▶
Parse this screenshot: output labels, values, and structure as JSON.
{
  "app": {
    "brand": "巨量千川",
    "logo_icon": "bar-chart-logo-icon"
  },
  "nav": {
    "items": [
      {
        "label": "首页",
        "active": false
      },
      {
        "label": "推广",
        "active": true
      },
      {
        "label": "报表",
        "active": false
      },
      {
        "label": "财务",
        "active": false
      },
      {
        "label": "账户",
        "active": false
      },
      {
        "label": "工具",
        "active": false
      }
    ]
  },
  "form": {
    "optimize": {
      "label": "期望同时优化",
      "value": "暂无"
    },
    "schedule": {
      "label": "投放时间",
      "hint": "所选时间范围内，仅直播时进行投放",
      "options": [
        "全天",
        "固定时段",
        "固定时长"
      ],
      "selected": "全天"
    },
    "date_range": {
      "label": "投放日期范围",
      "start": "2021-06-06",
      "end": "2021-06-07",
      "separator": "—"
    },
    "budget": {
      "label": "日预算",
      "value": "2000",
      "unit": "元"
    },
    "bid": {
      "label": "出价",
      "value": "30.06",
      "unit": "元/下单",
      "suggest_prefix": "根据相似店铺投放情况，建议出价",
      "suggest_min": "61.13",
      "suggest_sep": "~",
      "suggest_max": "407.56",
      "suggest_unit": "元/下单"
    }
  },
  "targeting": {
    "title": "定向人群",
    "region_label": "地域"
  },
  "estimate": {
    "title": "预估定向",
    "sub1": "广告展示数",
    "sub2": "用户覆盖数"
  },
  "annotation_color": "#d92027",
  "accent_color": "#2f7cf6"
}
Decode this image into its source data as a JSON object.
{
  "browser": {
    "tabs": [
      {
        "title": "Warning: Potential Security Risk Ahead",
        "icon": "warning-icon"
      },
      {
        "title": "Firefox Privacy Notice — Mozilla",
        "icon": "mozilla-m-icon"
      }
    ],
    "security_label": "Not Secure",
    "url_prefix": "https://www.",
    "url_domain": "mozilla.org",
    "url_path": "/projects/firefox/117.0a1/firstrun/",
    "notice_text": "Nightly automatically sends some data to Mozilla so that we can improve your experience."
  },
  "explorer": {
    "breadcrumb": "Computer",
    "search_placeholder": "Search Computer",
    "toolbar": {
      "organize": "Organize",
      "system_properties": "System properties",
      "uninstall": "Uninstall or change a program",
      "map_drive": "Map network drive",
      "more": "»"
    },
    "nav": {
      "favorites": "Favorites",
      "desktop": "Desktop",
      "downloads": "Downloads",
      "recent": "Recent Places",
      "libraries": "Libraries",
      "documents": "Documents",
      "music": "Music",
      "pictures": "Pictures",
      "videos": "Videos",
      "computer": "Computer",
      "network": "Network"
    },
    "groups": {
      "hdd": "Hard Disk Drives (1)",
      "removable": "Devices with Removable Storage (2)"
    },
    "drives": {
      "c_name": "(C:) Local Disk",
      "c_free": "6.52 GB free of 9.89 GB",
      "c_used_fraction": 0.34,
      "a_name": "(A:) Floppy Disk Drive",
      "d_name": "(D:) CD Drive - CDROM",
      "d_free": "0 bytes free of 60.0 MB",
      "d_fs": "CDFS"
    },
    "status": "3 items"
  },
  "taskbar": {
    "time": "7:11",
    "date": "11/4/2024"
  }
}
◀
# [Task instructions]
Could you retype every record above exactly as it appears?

# [Exercise solution]
Parse this screenshot: output labels, values, and structure as JSON.
{
  "app": {
    "brand": "巨量千川",
    "logo_icon": "bar-chart-logo-icon"
  },
  "nav": {
    "items": [
      {
        "label": "首页",
        "active": false
      },
      {
        "label": "推广",
        "active": true
      },
      {
        "label": "报表",
        "active": false
      },
      {
        "label": "财务",
        "active": false
      },
      {
        "label": "账户",
        "active": false
      },
      {
        "label": "工具",
        "active": false
      }
    ]
  },
  "form": {
    "optimize": {
      "label": "期望同时优化",
      "value": "暂无"
    },
    "schedule": {
      "label": "投放时间",
      "hint": "所选时间范围内，仅直播时进行投放",
      "options": [
        "全天",
        "固定时段",
        "固定时长"
      ],
      "selected": "全天"
    },
    "date_range": {
      "label": "投放日期范围",
      "start": "2021-06-06",
      "end": "2021-06-07",
      "separator": "—"
    },
    "budget": {
      "label": "日预算",
      "value": "2000",
      "unit": "元"
    },
    "bid": {
      "label": "出价",
      "value": "30.06",
      "unit": "元/下单",
      "suggest_prefix": "根据相似店铺投放情况，建议出价",
      "suggest_min": "61.13",
      "suggest_sep": "~",
      "suggest_max": "407.56",
      "suggest_unit": "元/下单"
    }
  },
  "targeting": {
    "title": "定向人群",
    "region_label": "地域"
  },
  "estimate": {
    "title": "预估定向",
    "sub1": "广告展示数",
    "sub2": "用户覆盖数"
  },
  "annotation_color": "#d92027",
  "accent_color": "#2f7cf6"
}
Decode this image into its source data as a JSON object.
{
  "browser": {
    "tabs": [
      {
        "title": "Warning: Potential Security Risk Ahead",
        "icon": "warning-icon"
      },
      {
        "title": "Firefox Privacy Notice — Mozilla",
        "icon": "mozilla-m-icon"
      }
    ],
    "security_label": "Not Secure",
    "url_prefix": "https://www.",
    "url_domain": "mozilla.org",
    "url_path": "/projects/firefox/117.0a1/firstrun/",
    "notice_text": "Nightly automatically sends some data to Mozilla so that we can improve your experience."
  },
  "explorer": {
    "breadcrumb": "Computer",
    "search_placeholder": "Search Computer",
    "toolbar": {
      "organize": "Organize",
      "system_properties": "System properties",
      "uninstall": "Uninstall or change a program",
      "map_drive": "Map network drive",
      "more": "»"
    },
    "nav": {
      "favorites": "Favorites",
      "desktop": "Desktop",
      "downloads": "Downloads",
      "recent": "Recent Places",
      "libraries": "Libraries",
      "documents": "Documents",
      "music": "Music",
      "pictures": "Pictures",
      "videos": "Videos",
      "computer": "Computer",
      "network": "Network"
    },
    "groups": {
      "hdd": "Hard Disk Drives (1)",
      "removable": "Devices with Removable Storage (2)"
    },
    "drives": {
      "c_name": "(C:) Local Disk",
      "c_free": "6.52 GB free of 9.89 GB",
      "c_used_fraction": 0.34,
      "a_name": "(A:) Floppy Disk Drive",
      "d_name": "(D:) CD Drive - CDROM",
      "d_free": "0 bytes free of 60.0 MB",
      "d_fs": "CDFS"
    },
    "status": "3 items"
  },
  "taskbar": {
    "time": "7:11",
    "date": "11/4/2024"
  }
}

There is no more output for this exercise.